ON SCREEN from
"Insecta," from the March 2019 issue, "A Modern Bestiary"
By Allison Palenske, contributor
The human relationship with insects is a complicated one, full of misconceptions and mismanagement of this incredibly diverse group of creatures. For hundreds of years scientists have been trying to better understand the insect world, often in order to classify the species as friend or foe to human existence.
Insecta is a five-minute experimental film created from a combination of archival audio and video, laboratory photography of magnified insect specimens, and sound recordings of chirps, buzzes, and hisses. Filmmaker Ramey Newell has layered these materials to create a work that reflects the complexity of this human-to-nonhuman relationship.
The film begins with a succession of images in which the viewer is looking eye-to-eye with the insects - their textures and markings appear in stunning detail. Footage of insects moving through their natural habitats follows, with a narration drawing attention to the otherworldliness of these creatures.
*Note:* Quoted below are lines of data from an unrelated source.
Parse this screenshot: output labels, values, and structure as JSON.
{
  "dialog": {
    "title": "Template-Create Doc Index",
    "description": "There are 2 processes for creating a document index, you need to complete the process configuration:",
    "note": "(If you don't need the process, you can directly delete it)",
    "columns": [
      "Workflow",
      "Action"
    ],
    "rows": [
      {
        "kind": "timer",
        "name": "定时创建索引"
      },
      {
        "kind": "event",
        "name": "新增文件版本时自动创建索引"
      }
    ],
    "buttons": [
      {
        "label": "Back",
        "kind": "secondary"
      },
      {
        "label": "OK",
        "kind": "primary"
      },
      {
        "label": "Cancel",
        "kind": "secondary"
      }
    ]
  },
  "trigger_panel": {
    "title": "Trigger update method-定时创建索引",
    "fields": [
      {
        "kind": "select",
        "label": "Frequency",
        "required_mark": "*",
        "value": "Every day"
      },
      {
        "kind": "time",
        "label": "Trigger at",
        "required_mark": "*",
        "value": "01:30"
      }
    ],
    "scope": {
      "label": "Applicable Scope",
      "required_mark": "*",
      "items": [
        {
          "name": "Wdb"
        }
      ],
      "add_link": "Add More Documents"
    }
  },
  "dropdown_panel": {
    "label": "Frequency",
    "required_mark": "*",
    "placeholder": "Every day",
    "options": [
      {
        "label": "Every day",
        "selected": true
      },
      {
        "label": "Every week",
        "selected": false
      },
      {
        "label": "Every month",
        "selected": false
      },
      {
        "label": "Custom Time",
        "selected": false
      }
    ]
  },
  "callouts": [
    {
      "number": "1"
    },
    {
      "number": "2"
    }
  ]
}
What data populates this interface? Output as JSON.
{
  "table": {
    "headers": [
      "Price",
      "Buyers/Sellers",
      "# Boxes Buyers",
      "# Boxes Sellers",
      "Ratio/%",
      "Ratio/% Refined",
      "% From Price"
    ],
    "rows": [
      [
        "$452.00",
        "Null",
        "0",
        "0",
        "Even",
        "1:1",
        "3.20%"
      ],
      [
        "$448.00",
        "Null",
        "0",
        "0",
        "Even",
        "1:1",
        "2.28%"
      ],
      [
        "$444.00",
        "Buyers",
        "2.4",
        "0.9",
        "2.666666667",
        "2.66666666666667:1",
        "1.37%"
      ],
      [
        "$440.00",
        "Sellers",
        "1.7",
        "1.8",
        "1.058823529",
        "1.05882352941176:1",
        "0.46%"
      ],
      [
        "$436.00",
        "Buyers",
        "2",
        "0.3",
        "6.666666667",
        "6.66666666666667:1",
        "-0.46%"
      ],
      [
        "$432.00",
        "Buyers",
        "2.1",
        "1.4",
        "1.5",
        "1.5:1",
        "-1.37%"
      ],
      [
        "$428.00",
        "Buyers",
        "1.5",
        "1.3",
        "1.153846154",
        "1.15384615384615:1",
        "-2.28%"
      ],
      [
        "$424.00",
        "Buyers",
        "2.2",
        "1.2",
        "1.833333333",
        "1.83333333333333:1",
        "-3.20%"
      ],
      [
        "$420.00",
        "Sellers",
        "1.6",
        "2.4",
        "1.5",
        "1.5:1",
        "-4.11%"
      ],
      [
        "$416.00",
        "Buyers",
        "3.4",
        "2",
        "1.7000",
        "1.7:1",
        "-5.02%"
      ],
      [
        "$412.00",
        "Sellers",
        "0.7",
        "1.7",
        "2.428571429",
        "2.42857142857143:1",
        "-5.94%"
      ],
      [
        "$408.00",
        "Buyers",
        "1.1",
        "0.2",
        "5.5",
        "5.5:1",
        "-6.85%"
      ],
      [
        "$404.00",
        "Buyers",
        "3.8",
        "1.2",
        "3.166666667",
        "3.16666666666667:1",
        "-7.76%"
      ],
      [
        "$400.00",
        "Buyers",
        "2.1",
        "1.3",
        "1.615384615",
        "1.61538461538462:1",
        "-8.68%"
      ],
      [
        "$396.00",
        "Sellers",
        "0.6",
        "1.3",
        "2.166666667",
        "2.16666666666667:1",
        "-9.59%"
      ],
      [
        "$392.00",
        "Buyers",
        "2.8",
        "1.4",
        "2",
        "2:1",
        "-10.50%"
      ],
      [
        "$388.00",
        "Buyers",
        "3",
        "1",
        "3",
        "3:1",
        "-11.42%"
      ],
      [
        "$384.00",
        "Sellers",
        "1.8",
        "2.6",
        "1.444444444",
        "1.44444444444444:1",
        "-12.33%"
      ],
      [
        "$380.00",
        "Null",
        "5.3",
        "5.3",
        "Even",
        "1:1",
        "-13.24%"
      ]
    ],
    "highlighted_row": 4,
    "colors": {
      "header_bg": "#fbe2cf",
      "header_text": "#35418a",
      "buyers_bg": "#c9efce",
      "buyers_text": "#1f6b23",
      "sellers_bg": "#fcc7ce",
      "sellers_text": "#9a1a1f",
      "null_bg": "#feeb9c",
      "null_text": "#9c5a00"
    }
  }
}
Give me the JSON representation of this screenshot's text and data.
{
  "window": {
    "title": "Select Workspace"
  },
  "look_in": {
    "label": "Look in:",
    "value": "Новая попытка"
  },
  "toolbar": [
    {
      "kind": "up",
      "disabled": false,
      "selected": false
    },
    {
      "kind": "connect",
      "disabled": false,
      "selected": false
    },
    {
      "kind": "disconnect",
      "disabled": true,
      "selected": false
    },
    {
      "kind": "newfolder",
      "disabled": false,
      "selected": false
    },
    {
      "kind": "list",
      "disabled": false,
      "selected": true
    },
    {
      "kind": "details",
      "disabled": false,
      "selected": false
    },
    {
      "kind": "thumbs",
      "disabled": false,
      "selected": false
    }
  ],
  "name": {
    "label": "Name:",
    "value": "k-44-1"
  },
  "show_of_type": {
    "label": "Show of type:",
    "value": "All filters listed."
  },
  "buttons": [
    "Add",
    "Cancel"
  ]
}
As the film progresses there is a growing unease stemming from a change in direction of the narration, with declarations that insects are the “greatest rivals” to humans and claims that “we may never eradicate a single species of insect from this earth, but we will hold the upper hand.” This commentary reveals many of the ideas held about insects in the mid-20th century, a time when insects were often depicted as the beastly antagonists in “big bug” sci-fi films and were seen as a force to be exterminated by the human race.
Recent concerns of the scientific community have diverged dramatically from this way of thinking. A paper published earlier this year on the worldwide decline of the entomofauna spurred lively debate on the severity and nuances of this issue, however many scientists agree that loss of habitat, intensive agricultural practices, and climate change have caused a loss of biodiversity amongst insect species. Research also suggests that a decline in the diversity of insect species is likely to cause detrimental effects to the survival of humankind. It is now understood that many insect species provide integral ecological functions, the evolved complexity of their physical forms reflecting the specialized niches that they fill.
Because of the scale of magnification used in portraying these insects, the visuals used in the film could easily instill a sense of trepidation or paranoia, with specimens appearing as indestructible alien organisms. However, the combination of the visuals with the narration tempts viewers to cross the fine line between fear and fascination of these creatures. This tension provokes further consideration of the role humans have had in attempting to control insect species, and natural systems as a whole.
Insecta is an homage to the insect world, while also problematizing conflicting social attitudes and scientific practices regarding our non-human counterparts. The film provides a captivating amalgamation of past and current cultural biases toward these species and actively engages in the current debate of understanding the implications of human activities on the future of our planet.